I’d hazard a guess that we remember these events by the two poets who immortalized them rather by the history. Here’s an excerpt from the famous St. Crispin’s Day speech by Shakespeare:

We few, we happy few, we band of brothers;
For he to-day that sheds his blood with me
Shall be my brother; be he ne’er so vile,
This day shall gentle his condition;
And gentlemen in England now-a-bed
Shall think themselves accurs’d they were not here,
And hold their manhoods cheap whiles any speaks
That fought with us upon Saint Crispin’s day.

Tennyson, another master of the soundbite, immortalized the Charge of the Light Brigade, a peom that, if you are an English person of a certain age, you had drummed into you at school, or at least the more quotable bits of it:

Their’s not to make reply,
Their’s not to reason why,
Their’s but to do and die:
Into the valley of Death
Rode the six hundred.

I wonder if we would remember these two events–the English tried for a couple more centuries to claim bits of France, but failed; and the famous Charge was a tactical blunder of monumental stupidity–if it weren’t for the poets.

And a reminder that the contest to win one of my books about Jane Austen as a vampire is still open at Dark Jane Austen. Now I must go and write. What are you up to today?

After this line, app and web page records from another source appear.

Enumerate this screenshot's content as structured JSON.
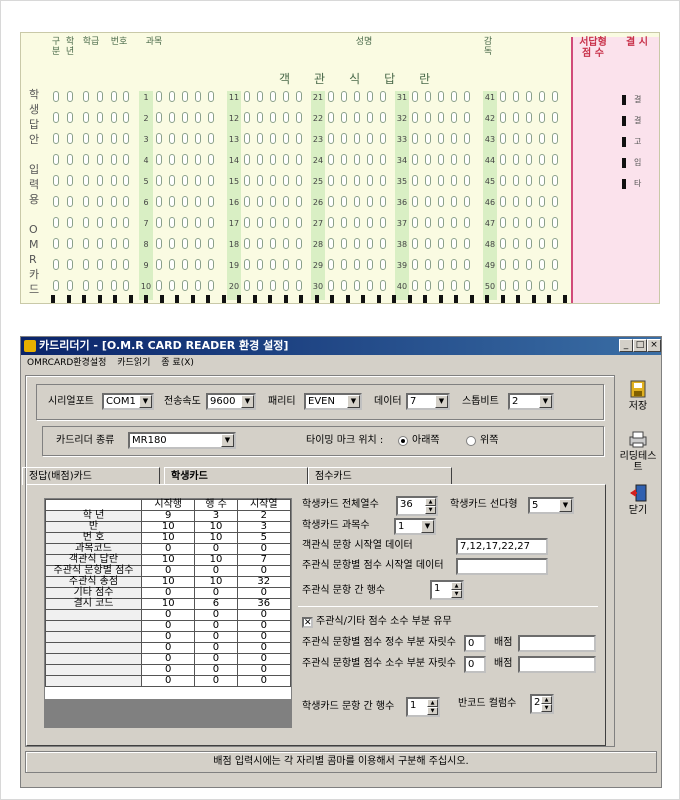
{
  "omr_card": {
    "side_title": [
      "학",
      "생",
      "답",
      "안",
      "",
      "입",
      "력",
      "용",
      "",
      "O",
      "M",
      "R",
      "카",
      "드"
    ],
    "headers": [
      "구분",
      "학년",
      "학급",
      "번호",
      "과목",
      "성명",
      "감독"
    ],
    "objective_label": "객관식답란",
    "red_headers": [
      "서답형 점 수",
      "결 시"
    ],
    "red_labels": [
      "결",
      "결",
      "고",
      "입",
      "타"
    ],
    "question_start": [
      1,
      11,
      21,
      31,
      41
    ]
  },
  "window": {
    "title": "카드리더기 - [O.M.R CARD READER 환경 설정]",
    "controls": [
      "_",
      "□",
      "×"
    ],
    "menu": [
      "OMRCARD환경설정",
      "카드읽기",
      "종 료(X)"
    ]
  },
  "serial": {
    "port_label": "시리얼포트",
    "port_value": "COM1",
    "speed_label": "전송속도",
    "speed_value": "9600",
    "parity_label": "패리티",
    "parity_value": "EVEN",
    "data_label": "데이터",
    "data_value": "7",
    "stop_label": "스톱비트",
    "stop_value": "2"
  },
  "reader": {
    "type_label": "카드리더 종류",
    "type_value": "MR180",
    "timing_label": "타이밍 마크 위치 :",
    "radio_bottom": "아래쪽",
    "radio_top": "위쪽"
  },
  "tabs": [
    "정답(배점)카드",
    "학생카드",
    "점수카드"
  ],
  "grid": {
    "columns": [
      "시작행",
      "행 수",
      "시작열"
    ],
    "rows": [
      {
        "label": "학 년",
        "v": [
          "9",
          "3",
          "2"
        ]
      },
      {
        "label": "반",
        "v": [
          "10",
          "10",
          "3"
        ]
      },
      {
        "label": "번 호",
        "v": [
          "10",
          "10",
          "5"
        ]
      },
      {
        "label": "과목코드",
        "v": [
          "0",
          "0",
          "0"
        ]
      },
      {
        "label": "객관식 답란",
        "v": [
          "10",
          "10",
          "7"
        ]
      },
      {
        "label": "주관식 문항별 점수",
        "v": [
          "0",
          "0",
          "0"
        ]
      },
      {
        "label": "주관식 총점",
        "v": [
          "10",
          "10",
          "32"
        ]
      },
      {
        "label": "기타 점수",
        "v": [
          "0",
          "0",
          "0"
        ]
      },
      {
        "label": "결시 코드",
        "v": [
          "10",
          "6",
          "36"
        ]
      },
      {
        "label": "",
        "v": [
          "0",
          "0",
          "0"
        ]
      },
      {
        "label": "",
        "v": [
          "0",
          "0",
          "0"
        ]
      },
      {
        "label": "",
        "v": [
          "0",
          "0",
          "0"
        ]
      },
      {
        "label": "",
        "v": [
          "0",
          "0",
          "0"
        ]
      },
      {
        "label": "",
        "v": [
          "0",
          "0",
          "0"
        ]
      },
      {
        "label": "",
        "v": [
          "0",
          "0",
          "0"
        ]
      },
      {
        "label": "",
        "v": [
          "0",
          "0",
          "0"
        ]
      }
    ]
  },
  "settings": {
    "total_cols_label": "학생카드 전체열수",
    "total_cols": "36",
    "lead_label": "학생카드 선다형",
    "lead_value": "5",
    "subjects_label": "학생카드 과목수",
    "subjects_value": "1",
    "obj_start_label": "객관식 문항 시작열 데이터",
    "obj_start_value": "7,12,17,22,27",
    "subj_start_label": "주관식 문항별 점수 시작열 데이터",
    "subj_start_value": "",
    "subj_rows_label": "주관식 문항 간 행수",
    "subj_rows_value": "1",
    "decimal_label": "주관식/기타 점수 소수 부분 유무",
    "int_digits_label": "주관식 문항별 점수 정수 부분 자릿수",
    "int_digits_value": "0",
    "frac_digits_label": "주관식 문항별 점수 소수 부분 자릿수",
    "frac_digits_value": "0",
    "weight_label": "배점",
    "weight_value_1": "",
    "weight_value_2": "",
    "q_rows_label": "학생카드 문항 간 행수",
    "q_rows_value": "1",
    "barcode_label": "반코드 컬럼수",
    "barcode_value": "2"
  },
  "toolbar": [
    {
      "icon": "save-icon",
      "label": "저장"
    },
    {
      "icon": "reader-test-icon",
      "label": "리딩테스트"
    },
    {
      "icon": "exit-door-icon",
      "label": "닫기"
    }
  ],
  "status": "배점 입력시에는 각 자리별 콤마를 이용해서 구분해 주십시오."
}
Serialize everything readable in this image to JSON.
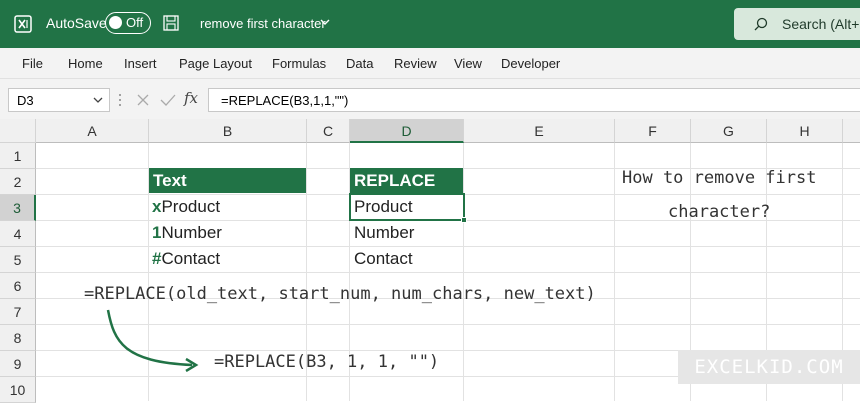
{
  "titlebar": {
    "autosave_label": "AutoSave",
    "toggle_label": "Off",
    "doc_title": "remove first character",
    "search_label": "Search (Alt+Q)"
  },
  "ribbon": {
    "tabs": [
      "File",
      "Home",
      "Insert",
      "Page Layout",
      "Formulas",
      "Data",
      "Review",
      "View",
      "Developer"
    ]
  },
  "formula_bar": {
    "name_box": "D3",
    "fx": "fx",
    "formula": "=REPLACE(B3,1,1,\"\")"
  },
  "grid": {
    "columns": [
      "A",
      "B",
      "C",
      "D",
      "E",
      "F",
      "G",
      "H"
    ],
    "rows": [
      "1",
      "2",
      "3",
      "4",
      "5",
      "6",
      "7",
      "8",
      "9",
      "10"
    ],
    "selected_column": "D",
    "selected_row": "3"
  },
  "cells": {
    "b2": "Text",
    "d2": "REPLACE",
    "b3_prefix": "x",
    "b3_rest": "Product",
    "b4_prefix": "1",
    "b4_rest": "Number",
    "b5_prefix": "#",
    "b5_rest": "Contact",
    "d3": "Product",
    "d4": "Number",
    "d5": "Contact"
  },
  "annotations": {
    "question_line1": "How to remove first",
    "question_line2": "character?",
    "syntax": "=REPLACE(old_text, start_num, num_chars, new_text)",
    "example": "=REPLACE(B3, 1, 1, \"\")"
  },
  "watermark": "EXCELKID.COM",
  "colors": {
    "accent": "#217346",
    "header_fill": "#217346"
  }
}
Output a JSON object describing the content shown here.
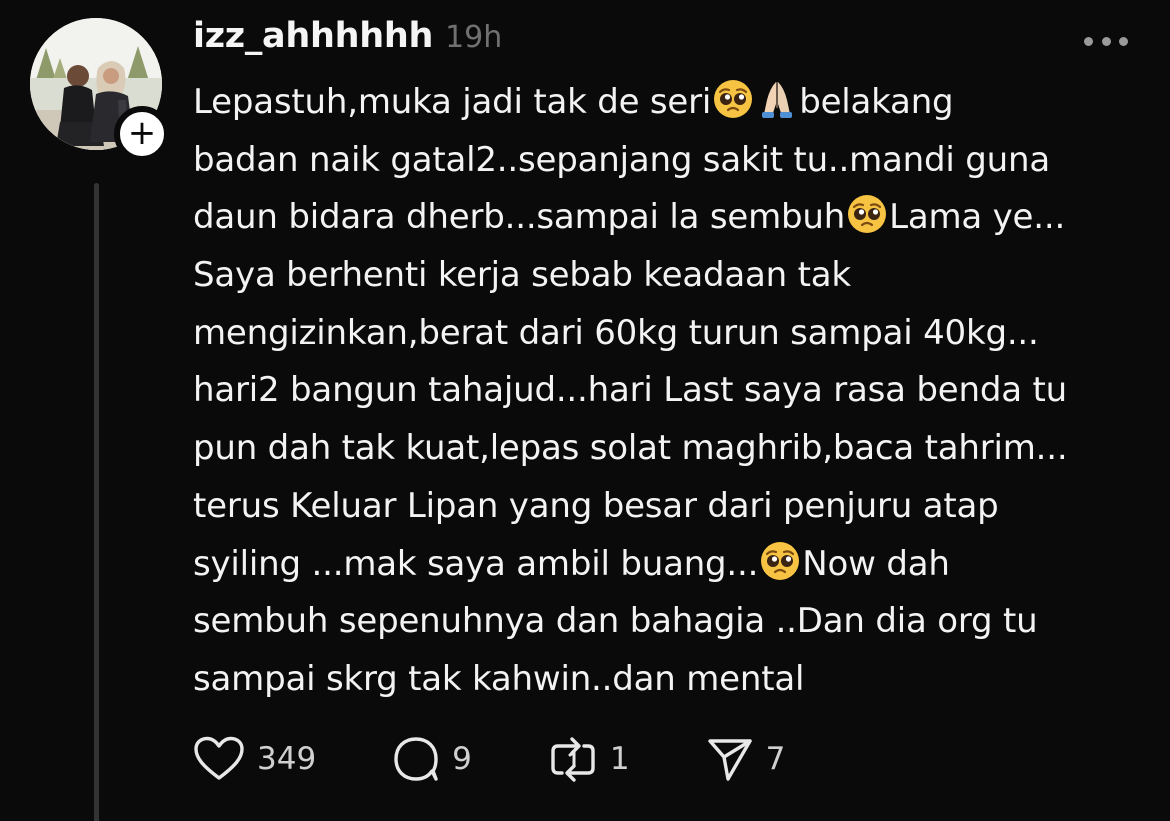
{
  "post": {
    "username": "izz_ahhhhhh",
    "timestamp": "19h",
    "follow_glyph": "+",
    "more_icon": "more-horizontal-icon",
    "lines": [
      [
        "Lepastuh,muka jadi tak de seri",
        "belakang"
      ],
      [
        "badan naik gatal2..sepanjang sakit tu..mandi guna"
      ],
      [
        "daun bidara dherb...sampai la sembuh",
        "Lama ye..."
      ],
      [
        "Saya berhenti kerja sebab keadaan tak"
      ],
      [
        "mengizinkan,berat dari 60kg turun sampai 40kg..."
      ],
      [
        "hari2 bangun tahajud...hari Last saya rasa benda tu"
      ],
      [
        "pun dah tak kuat,lepas solat maghrib,baca tahrim..."
      ],
      [
        "terus Keluar Lipan yang besar dari penjuru atap"
      ],
      [
        "syiling ...mak saya ambil buang...",
        "Now dah"
      ],
      [
        "sembuh sepenuhnya dan bahagia ..Dan dia org tu"
      ],
      [
        "sampai skrg tak kahwin..dan mental"
      ]
    ],
    "emojis": [
      "pleading-face",
      "folded-hands",
      "pleading-face",
      "pleading-face"
    ]
  },
  "actions": {
    "likes": "349",
    "replies": "9",
    "reposts": "1",
    "shares": "7"
  },
  "colors": {
    "background": "#0a0a0a",
    "text": "#f3f3f3",
    "muted": "#707070",
    "thread_line": "#333333"
  }
}
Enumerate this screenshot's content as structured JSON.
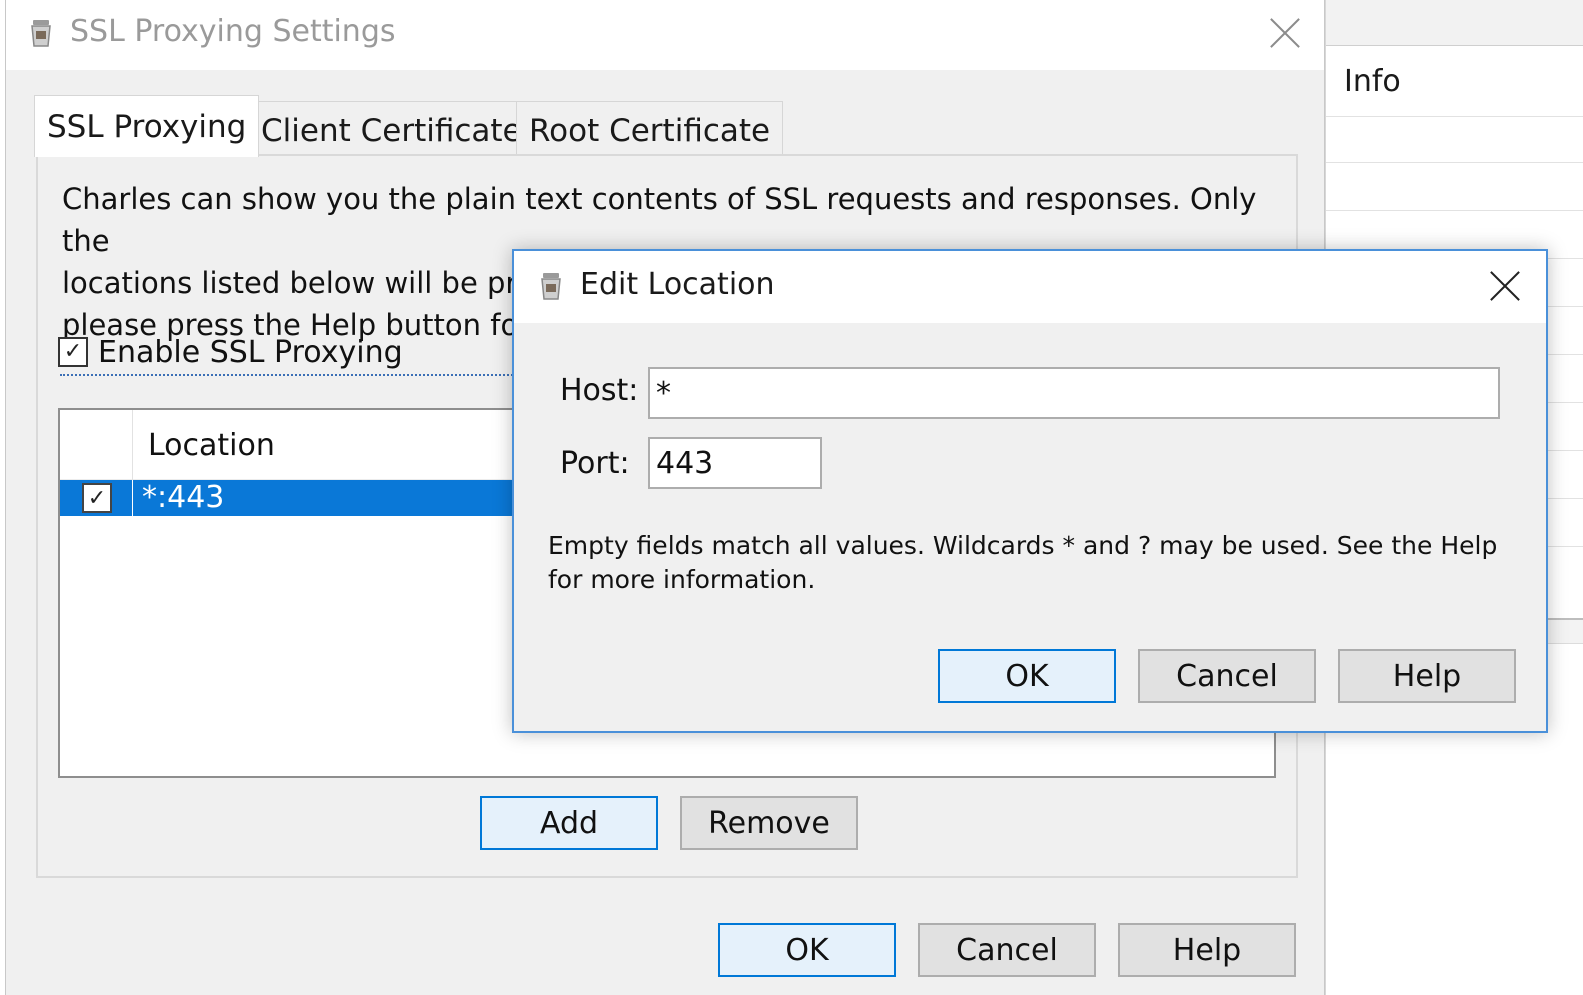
{
  "background_app": {
    "column_header": "Info"
  },
  "main_dialog": {
    "title": "SSL Proxying Settings",
    "tabs": [
      {
        "label": "SSL Proxying",
        "active": true
      },
      {
        "label": "Client Certificates",
        "active": false
      },
      {
        "label": "Root Certificate",
        "active": false
      }
    ],
    "description": "Charles can show you the plain text contents of SSL requests and responses. Only the\nlocations listed below will be proxied. Charles will issue and sign SSL certificates,\nplease press the Help button for",
    "enable_checkbox": {
      "label": "Enable SSL Proxying",
      "checked": true
    },
    "location_table": {
      "column_header": "Location",
      "rows": [
        {
          "checked": true,
          "location": "*:443",
          "selected": true
        }
      ]
    },
    "add_label": "Add",
    "remove_label": "Remove",
    "ok_label": "OK",
    "cancel_label": "Cancel",
    "help_label": "Help"
  },
  "edit_dialog": {
    "title": "Edit Location",
    "host_label": "Host:",
    "host_value": "*",
    "port_label": "Port:",
    "port_value": "443",
    "hint": "Empty fields match all values. Wildcards * and ? may be used. See the Help for more information.",
    "ok_label": "OK",
    "cancel_label": "Cancel",
    "help_label": "Help"
  },
  "colors": {
    "selection": "#0a78d7",
    "default_button_border": "#0078d7",
    "dialog_bg": "#f0f0f0"
  },
  "icons": {
    "app_icon": "charles-jar-icon",
    "close_icon": "close-icon",
    "check_icon": "checkmark-icon"
  }
}
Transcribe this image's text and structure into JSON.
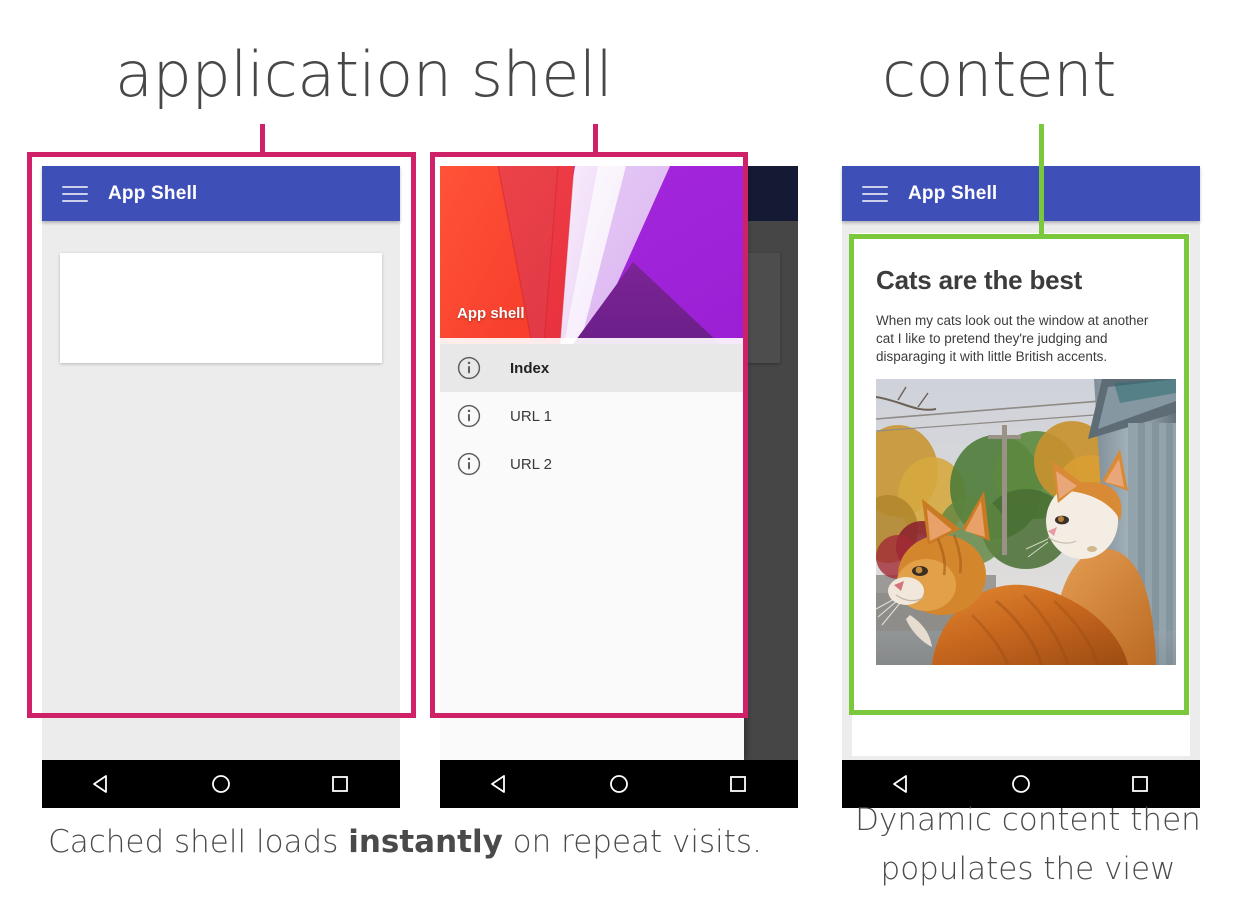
{
  "annotations": {
    "app_shell_label": "application shell",
    "content_label": "content",
    "pink_color": "#CE2167",
    "green_color": "#7CC83C"
  },
  "captions": {
    "left_prefix": "Cached shell loads ",
    "left_bold": "instantly",
    "left_suffix": " on repeat visits.",
    "right_line_1": "Dynamic content then",
    "right_line_2": "populates the view"
  },
  "phones": {
    "phone1": {
      "appbar": {
        "title": "App Shell",
        "menu_icon": "hamburger-menu-icon",
        "color": "#3F4FB8"
      },
      "skeleton_placeholder": "",
      "navbar": {
        "back": "back-triangle-icon",
        "home": "home-circle-icon",
        "recents": "recents-square-icon"
      }
    },
    "phone2": {
      "appbar": {
        "title": "App Shell",
        "menu_icon": "hamburger-menu-icon",
        "color": "#3F4FB8"
      },
      "drawer": {
        "hero_label": "App shell",
        "items": [
          {
            "label": "Index",
            "icon": "info-circle-icon",
            "active": true
          },
          {
            "label": "URL 1",
            "icon": "info-circle-icon",
            "active": false
          },
          {
            "label": "URL 2",
            "icon": "info-circle-icon",
            "active": false
          }
        ]
      },
      "navbar": {
        "back": "back-triangle-icon",
        "home": "home-circle-icon",
        "recents": "recents-square-icon"
      }
    },
    "phone3": {
      "appbar": {
        "title": "App Shell",
        "menu_icon": "hamburger-menu-icon",
        "color": "#3F4FB8"
      },
      "article": {
        "heading": "Cats are the best",
        "body": "When my cats look out the window at another cat I like to pretend they're judging and disparaging it with little British accents.",
        "photo_alt": "two-orange-cats-looking-out-window"
      },
      "navbar": {
        "back": "back-triangle-icon",
        "home": "home-circle-icon",
        "recents": "recents-square-icon"
      }
    }
  }
}
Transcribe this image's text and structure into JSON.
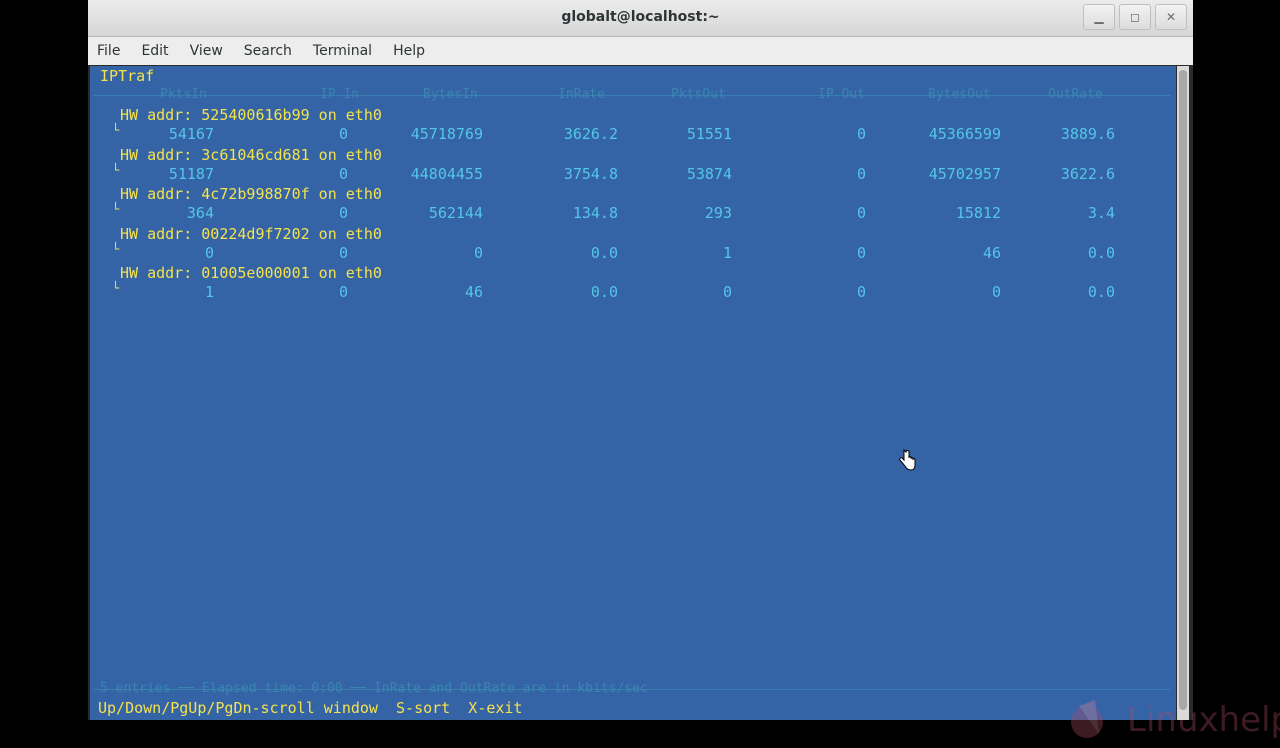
{
  "window": {
    "title": "globalt@localhost:~"
  },
  "menu": [
    "File",
    "Edit",
    "View",
    "Search",
    "Terminal",
    "Help"
  ],
  "app": {
    "name": "IPTraf"
  },
  "header": {
    "columns": [
      "PktsIn",
      "IP In",
      "BytesIn",
      "InRate",
      "PktsOut",
      "IP Out",
      "BytesOut",
      "OutRate"
    ]
  },
  "entries": [
    {
      "label": "HW addr: 525400616b99 on eth0",
      "values": [
        "54167",
        "0",
        "45718769",
        "3626.2",
        "51551",
        "0",
        "45366599",
        "3889.6"
      ]
    },
    {
      "label": "HW addr: 3c61046cd681 on eth0",
      "values": [
        "51187",
        "0",
        "44804455",
        "3754.8",
        "53874",
        "0",
        "45702957",
        "3622.6"
      ]
    },
    {
      "label": "HW addr: 4c72b998870f on eth0",
      "values": [
        "364",
        "0",
        "562144",
        "134.8",
        "293",
        "0",
        "15812",
        "3.4"
      ]
    },
    {
      "label": "HW addr: 00224d9f7202 on eth0",
      "values": [
        "0",
        "0",
        "0",
        "0.0",
        "1",
        "0",
        "46",
        "0.0"
      ]
    },
    {
      "label": "HW addr: 01005e000001 on eth0",
      "values": [
        "1",
        "0",
        "46",
        "0.0",
        "0",
        "0",
        "0",
        "0.0"
      ]
    }
  ],
  "footer": {
    "info": "5 entries ── Elapsed time: 0:00 ── InRate and OutRate are in kbits/sec"
  },
  "status": "Up/Down/PgUp/PgDn-scroll window  S-sort  X-exit",
  "watermark": "Linuxhelp",
  "colors": {
    "terminal_bg": "#3464a5",
    "highlight": "#f5e24c",
    "data": "#54c6e8"
  }
}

Posted in Research | Tagged , , | 2 Replies
Get every new post delivered to your inbox
Join millions of other followers
Powered By